  9. Multimedia
  10. Web Apps
  11. The Future

There also are two appendices: Browser Support as of March 2013 and Further Reading.

Peter Gasston has been a web developer for more than 12 years, and his previous book is The Book of CSS3.

He notes that “[t]he Web is constantly evolving, and book publishing means taking just a single snapshot of a moment. Some things will change; some will wither and be removed. I’ve tried to mitigate this by covering only technologies that are based on open standards rather than vendor-specific ones and that already have some level of implementation in browsers.”

He urges developers to stay alert to changing Web standards and to “be curious, be playful, keep on top of it all. He stresses: “There’s never been a more exciting time to work in web development, but you’ll need to put in an extra shift to really take advantage of it.”

Si Dunn

EPUB 3 Best Practices – A solid guide to the EPUB digital publishing process – #bookreview

EPUB 3 Best Practices
Matt Garrish and Marcus Gylling
(O’Reilly – paperback, Kindle)

If you publish ebooks and other documents or hope to publish some soon, you definitely need to be aware of EPUB 3.

“EPUB is a format for representing documents in electronic form,” the two authors of EPUB 3 Best Practices point out. “Ebook, on the other hand, is just an abstract term used to encompass any electronic representation of a book, including formats such as PDF, HTML, ASCII text, Word, and a host of others, in addition to EPUB.”

They add: “EPUB is designed to be a general-purpose document format, and it can be used to represent many kinds of publications other than books: from magazines to newspapers to journals, and on through office documents and policies and beyond.”

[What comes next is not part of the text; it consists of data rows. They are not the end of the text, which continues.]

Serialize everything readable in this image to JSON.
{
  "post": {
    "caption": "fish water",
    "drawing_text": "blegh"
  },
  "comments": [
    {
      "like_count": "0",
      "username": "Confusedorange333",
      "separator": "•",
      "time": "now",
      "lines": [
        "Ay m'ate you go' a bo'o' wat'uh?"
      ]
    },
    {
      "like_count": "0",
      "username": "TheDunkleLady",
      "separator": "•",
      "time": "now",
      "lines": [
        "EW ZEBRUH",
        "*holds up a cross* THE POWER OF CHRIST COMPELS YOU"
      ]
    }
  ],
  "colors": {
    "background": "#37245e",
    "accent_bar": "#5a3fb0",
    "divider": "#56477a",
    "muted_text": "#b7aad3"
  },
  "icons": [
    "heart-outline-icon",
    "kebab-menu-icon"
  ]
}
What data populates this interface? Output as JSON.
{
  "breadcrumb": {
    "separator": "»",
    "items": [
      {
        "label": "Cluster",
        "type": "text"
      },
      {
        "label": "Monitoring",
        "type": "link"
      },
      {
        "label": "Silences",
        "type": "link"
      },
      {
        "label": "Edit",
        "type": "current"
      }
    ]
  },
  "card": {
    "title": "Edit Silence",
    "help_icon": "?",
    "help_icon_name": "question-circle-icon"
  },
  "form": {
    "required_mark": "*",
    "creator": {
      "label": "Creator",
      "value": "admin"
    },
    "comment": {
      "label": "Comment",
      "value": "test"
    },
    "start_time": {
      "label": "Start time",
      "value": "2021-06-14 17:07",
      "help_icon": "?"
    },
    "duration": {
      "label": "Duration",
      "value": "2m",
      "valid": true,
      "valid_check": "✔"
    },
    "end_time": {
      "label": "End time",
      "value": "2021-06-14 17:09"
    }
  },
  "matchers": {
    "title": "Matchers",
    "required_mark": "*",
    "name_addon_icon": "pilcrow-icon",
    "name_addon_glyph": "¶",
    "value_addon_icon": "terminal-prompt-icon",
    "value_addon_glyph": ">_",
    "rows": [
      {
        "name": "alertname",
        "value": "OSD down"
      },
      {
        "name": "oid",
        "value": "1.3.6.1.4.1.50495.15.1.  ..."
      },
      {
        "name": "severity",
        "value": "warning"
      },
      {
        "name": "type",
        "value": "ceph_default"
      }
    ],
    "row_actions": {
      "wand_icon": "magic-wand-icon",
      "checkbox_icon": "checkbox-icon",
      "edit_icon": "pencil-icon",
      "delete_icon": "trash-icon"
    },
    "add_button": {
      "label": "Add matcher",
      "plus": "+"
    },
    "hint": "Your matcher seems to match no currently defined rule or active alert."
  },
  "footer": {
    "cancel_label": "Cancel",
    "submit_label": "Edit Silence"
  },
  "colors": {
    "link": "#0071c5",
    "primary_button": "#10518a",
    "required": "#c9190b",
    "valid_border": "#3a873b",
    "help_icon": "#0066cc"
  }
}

This 345-page, 11-chapter book is not a digital publishing how-to guide that you can zip through in a weekend. Indeed, its contents are, by nature, a bit dense. But Garrish and Gylling do a fine job of explaining and illustrating each key aspect of EPUB. And their book contains essential information that you will need to know — or at least be aware of — if you intend to be a serious publisher of online publications.

You can, after all, hire the services of an EPUB consultant to help you with the technical details. Yet, it can be very beneficial to have a good sense of what you will be paying to have done.

Likewise, you should consider this book if you are thinking of becoming an EPUB consultant. The two authors are EPUB experts;  Gylling, in fact, led the development of the EPUB 3 specification.

“On a practical level,” they note, “EPUB defines both the format for your content and how reading systems go about discovering it and rendering it to readers….” And: “One of the most common misconceptions about EPUB is that its a ‘flavor’ of XML. (‘Should I use EPUB or DocBook?’ or, even worse, ‘Should I use EPUB or HTML5?’ Hint: EPUB (pretty much) = HTML5.)”

If you have little or no experience with EPUB, you may want to check out two ebooks–both free–before diving into EPUB 3 Best Practices. Those books are: What is EPUB 3?  and Accessible EPUB 3.

Si Dunn